General Information


McGill University values quality in the courses it offers its students. End-of-course evaluations provide valuable student feedback and are one of the ways that McGill works towards maintaining and improving the quality of courses and the student learning experience. Student involvement in this process is critical to enhance the general quality of teaching and learning.


How Course Evaluations work

  • All McGill courses with five or more students must be evaluated.

  • For most departments, students have six (6) weeks to complete their evaluations; the default period closes two days after the end of the examination period.

  • Students receive between two (2) and six (6) email reminders, depending on the evaluation period. Efforts from Instructors, Teaching Assistants, Unit Heads, and Student Leaders can be effective in encouraging student participation.

  • Instructors have access to their results after grades are submitted and processed.

  • Students are able to view numerical course evaluation results, provided the instructor has not objected to access and an adequate response rate has been received. We encourage all instructors to complete the online permission form to grant permission to disseminate the numeric results of their course evaluations to students.

Quick facts: Did you know?

  • There are more than 5,000 unique courses evaluated every year.

  • There are more than 2,500 unique instructors evaluated every year.

  • There are more than 30,000 students with course evaluations every year.

  • The University-wide participation rate is approximately 50%.

  • The University-wide implementation of Mercury helped eliminate the need for approximately 96 boxes of paper or 480,000 sheets every year.

 

McGill University is located on land which has long served as a site of meeting and exchange amongst Indigenous peoples, including the Haudenosaunee and Anishinabeg nations.

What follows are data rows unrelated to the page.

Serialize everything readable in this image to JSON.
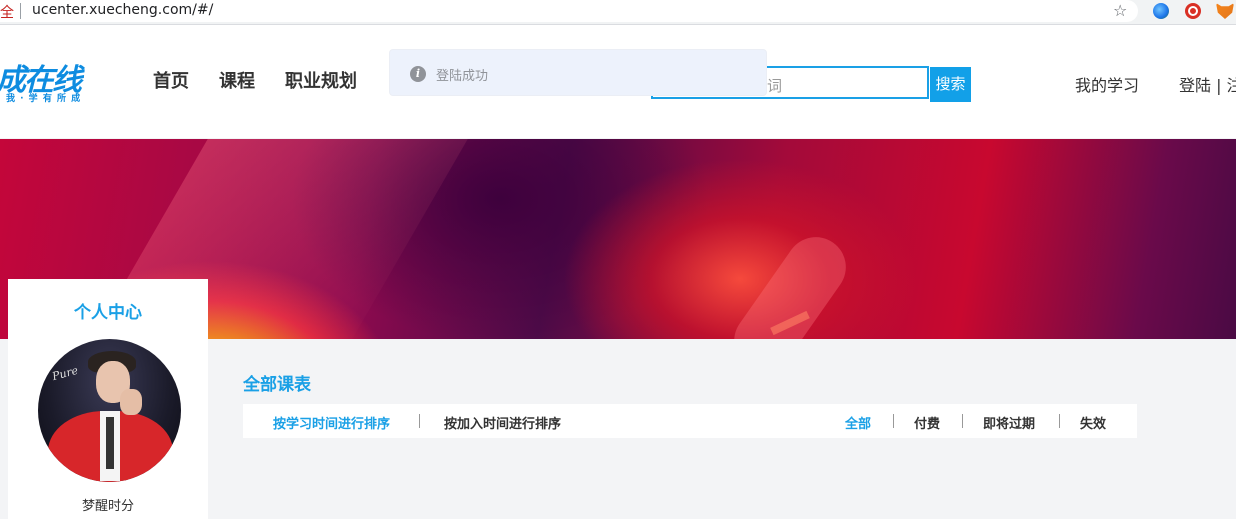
{
  "browser": {
    "security_label": "全",
    "url": "ucenter.xuecheng.com/#/"
  },
  "header": {
    "logo_text": "成在线",
    "logo_sub": "我 · 学 有 所 成",
    "nav": [
      "首页",
      "课程",
      "职业规划"
    ],
    "search": {
      "placeholder_visible": "词",
      "button": "搜索"
    },
    "my_study": "我的学习",
    "login": "登陆 | 注"
  },
  "toast": {
    "icon": "info-icon",
    "text": "登陆成功"
  },
  "profile": {
    "title": "个人中心",
    "avatar_text": "Pure",
    "name": "梦醒时分"
  },
  "main": {
    "section_title": "全部课表",
    "sort_options": [
      {
        "label": "按学习时间进行排序",
        "active": true
      },
      {
        "label": "按加入时间进行排序",
        "active": false
      }
    ],
    "filters": [
      {
        "label": "全部",
        "active": true
      },
      {
        "label": "付费",
        "active": false
      },
      {
        "label": "即将过期",
        "active": false
      },
      {
        "label": "失效",
        "active": false
      }
    ]
  },
  "colors": {
    "accent": "#1aa0e6",
    "toast_bg": "#edf2fc",
    "toast_text": "#909399"
  }
}
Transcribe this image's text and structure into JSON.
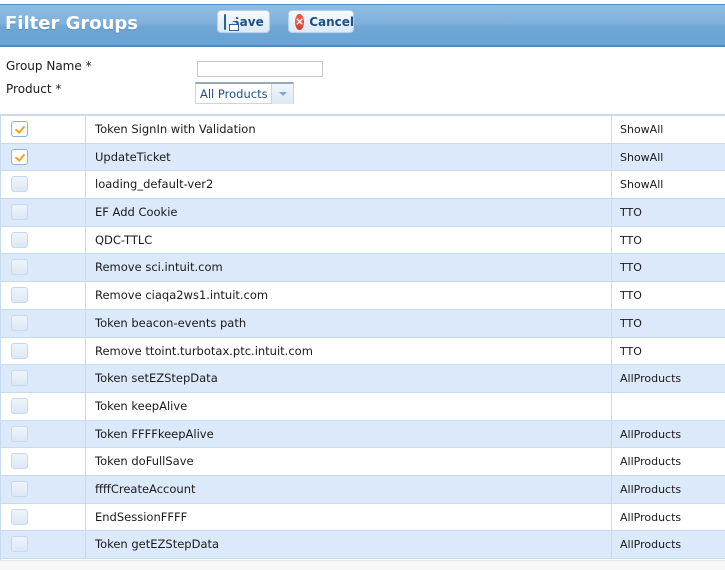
{
  "header": {
    "title": "Filter Groups",
    "save_label": "Save",
    "cancel_label": "Cancel"
  },
  "form": {
    "group_name_label": "Group Name *",
    "group_name_value": "",
    "product_label": "Product *",
    "product_selected": "All Products"
  },
  "colors": {
    "header_blue": "#7fb1dc",
    "row_alt": "#dbe9fa",
    "check_mark": "#f0a320",
    "link_text": "#1f4f85"
  },
  "rows": [
    {
      "checked": true,
      "name": "Token SignIn with Validation",
      "product": "ShowAll"
    },
    {
      "checked": true,
      "name": "UpdateTicket",
      "product": "ShowAll"
    },
    {
      "checked": false,
      "name": "loading_default-ver2",
      "product": "ShowAll"
    },
    {
      "checked": false,
      "name": "EF Add Cookie",
      "product": "TTO"
    },
    {
      "checked": false,
      "name": "QDC-TTLC",
      "product": "TTO"
    },
    {
      "checked": false,
      "name": "Remove sci.intuit.com",
      "product": "TTO"
    },
    {
      "checked": false,
      "name": "Remove ciaqa2ws1.intuit.com",
      "product": "TTO"
    },
    {
      "checked": false,
      "name": "Token beacon-events path",
      "product": "TTO"
    },
    {
      "checked": false,
      "name": "Remove ttoint.turbotax.ptc.intuit.com",
      "product": "TTO"
    },
    {
      "checked": false,
      "name": "Token setEZStepData",
      "product": "AllProducts"
    },
    {
      "checked": false,
      "name": "Token keepAlive",
      "product": ""
    },
    {
      "checked": false,
      "name": "Token FFFFkeepAlive",
      "product": "AllProducts"
    },
    {
      "checked": false,
      "name": "Token doFullSave",
      "product": "AllProducts"
    },
    {
      "checked": false,
      "name": "ffffCreateAccount",
      "product": "AllProducts"
    },
    {
      "checked": false,
      "name": "EndSessionFFFF",
      "product": "AllProducts"
    },
    {
      "checked": false,
      "name": "Token getEZStepData",
      "product": "AllProducts"
    }
  ]
}
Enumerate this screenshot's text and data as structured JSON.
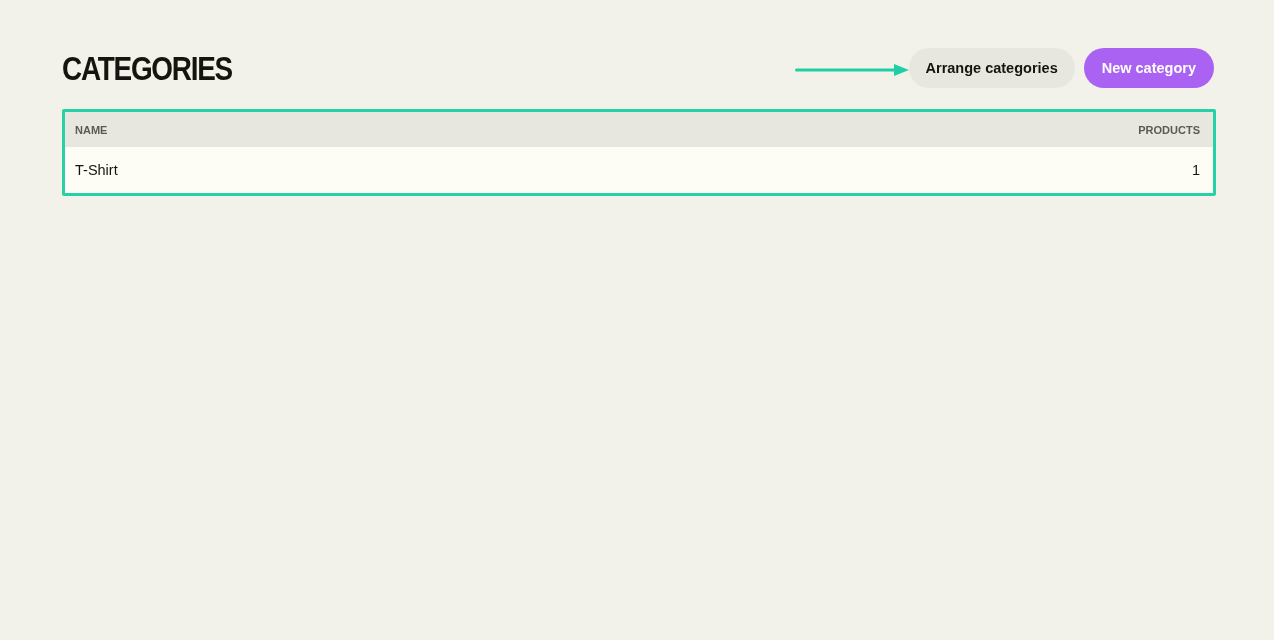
{
  "page": {
    "title": "CATEGORIES"
  },
  "buttons": [
    {
      "label": "Arrange categories",
      "kind": "secondary",
      "highlighted": true
    },
    {
      "label": "New category",
      "kind": "primary",
      "highlighted": false
    }
  ],
  "table": {
    "highlighted": true,
    "columns": [
      {
        "label": "NAME",
        "kind": "text"
      },
      {
        "label": "PRODUCTS",
        "kind": "count"
      }
    ],
    "rows": [
      {
        "cells": [
          "T-Shirt",
          "1"
        ]
      }
    ]
  }
}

McGill honours, recognizes and respects these nations as the traditional stewards of the lands and waters on which we meet today.